Tobey’s comic capers, retold through an approachable epistolary style, make for a humorous and affectionately told story that is elevated through the characteristic social comments and human observations that permeate this author’s work.

Little Leap Forward: a boy in Beijing

Gue Yue, Clare Farrow, Ill. Helen Cann

Barefoot Books


Jul 2008

“With music and your imagination you can travel anywhere; you will always be free.”

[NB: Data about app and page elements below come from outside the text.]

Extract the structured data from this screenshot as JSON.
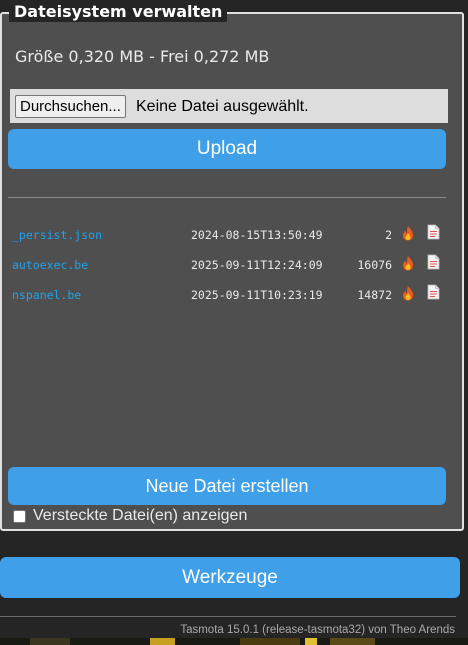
{
  "legend": "Dateisystem verwalten",
  "size_info": "Größe 0,320 MB - Frei 0,272 MB",
  "upload": {
    "browse_label": "Durchsuchen...",
    "no_file_label": "Keine Datei ausgewählt.",
    "button_label": "Upload"
  },
  "files": [
    {
      "name": "_persist.json",
      "date": "2024-08-15T13:50:49",
      "size": "2"
    },
    {
      "name": "autoexec.be",
      "date": "2025-09-11T12:24:09",
      "size": "16076"
    },
    {
      "name": "nspanel.be",
      "date": "2025-09-11T10:23:19",
      "size": "14872"
    }
  ],
  "icons": {
    "delete": "fire-icon",
    "edit": "document-icon"
  },
  "new_file_label": "Neue Datei erstellen",
  "show_hidden_label": "Versteckte Datei(en) anzeigen",
  "tools_label": "Werkzeuge",
  "footer": "Tasmota 15.0.1 (release-tasmota32) von Theo Arends",
  "colors": {
    "accent": "#3f9fe8",
    "link": "#1fa3ec",
    "panel": "#4f4f4f",
    "background": "#252525"
  }
}
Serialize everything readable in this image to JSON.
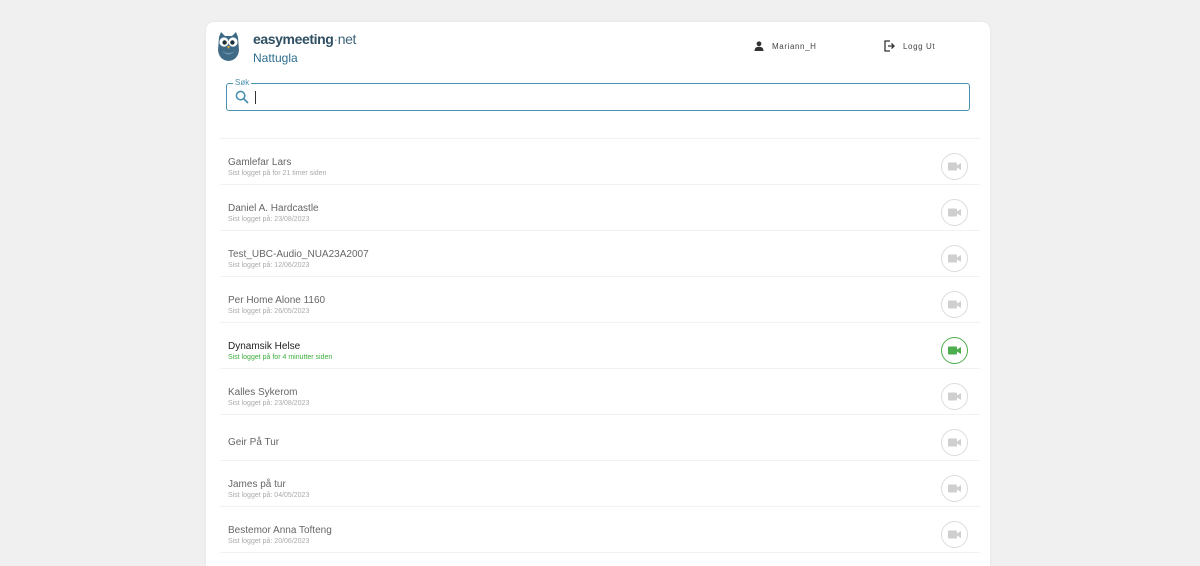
{
  "brand": {
    "name_bold": "easymeeting",
    "name_dot": "·",
    "name_suffix": "net",
    "site": "Nattugla"
  },
  "header": {
    "username": "Mariann_H",
    "logout_label": "Logg Ut"
  },
  "search": {
    "label": "Søk",
    "value": "",
    "placeholder": ""
  },
  "contacts": [
    {
      "name": "Gamlefar Lars",
      "last_login": "Sist logget på for 21 timer siden",
      "online": false
    },
    {
      "name": "Daniel A. Hardcastle",
      "last_login": "Sist logget på: 23/08/2023",
      "online": false
    },
    {
      "name": "Test_UBC-Audio_NUA23A2007",
      "last_login": "Sist logget på: 12/06/2023",
      "online": false
    },
    {
      "name": "Per Home Alone 1160",
      "last_login": "Sist logget på: 26/05/2023",
      "online": false
    },
    {
      "name": "Dynamsik Helse",
      "last_login": "Sist logget på for 4 minutter siden",
      "online": true
    },
    {
      "name": "Kalles Sykerom",
      "last_login": "Sist logget på: 23/08/2023",
      "online": false
    },
    {
      "name": "Geir På Tur",
      "last_login": "",
      "online": false
    },
    {
      "name": "James på tur",
      "last_login": "Sist logget på: 04/05/2023",
      "online": false
    },
    {
      "name": "Bestemor Anna Tofteng",
      "last_login": "Sist logget på: 20/06/2023",
      "online": false
    }
  ],
  "icons": {
    "logo": "owl-logo-icon",
    "user": "user-icon",
    "logout": "logout-icon",
    "search": "search-icon",
    "call": "video-camera-icon"
  },
  "colors": {
    "accent": "#4a90b0",
    "online": "#4cae4c",
    "offline_icon": "#cfcfcf",
    "background": "#f0f0f0",
    "brand_text": "#2f4f62"
  }
}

Barefoot Books have drawn upon the self-same creative sensibility, attention to detail and high production values that have earned them the place as one of the most distinctive and stylish picture books lists, in this their first forray into fiction.
The construction of childhood presented here is a decidedly pastoral one with its kite flying competitions, trips to market and sibling cookery sessions. Behind the surface of this, however, are the shifting political tectonics that lead to Mao Zedung’s Cultural Revolution of 1966.
Ramifications of this are both clearly and cleverly drawn through the capture and subsequent decline of a bird which Little Leap Forward keeps trapped in a bamboo cage. The bird’s refusal to sing and its inability to fly are consequences of its being held captive away from the natural influences that allow its replenishment. The creeping oppression whose reach is felt towards the end of the novel is wholly juxtaposed by the real sense of hope and liberation that the bird’s release and free flight signify.
Gue Yue and Clare Farrow’s text is marked by its reflective lyricism. This is complemented beautifully by the sights of Beijing, captured so evocatively through Helen Cann’s full-colour illustration plates that intersperse the novel. Combining freedom of thought, action and imagination, this is a welcome first fiction offering from Barefoot Books that leaves one eager in the hope that a subsequent, more regular publishing plan might follow in a similar vein.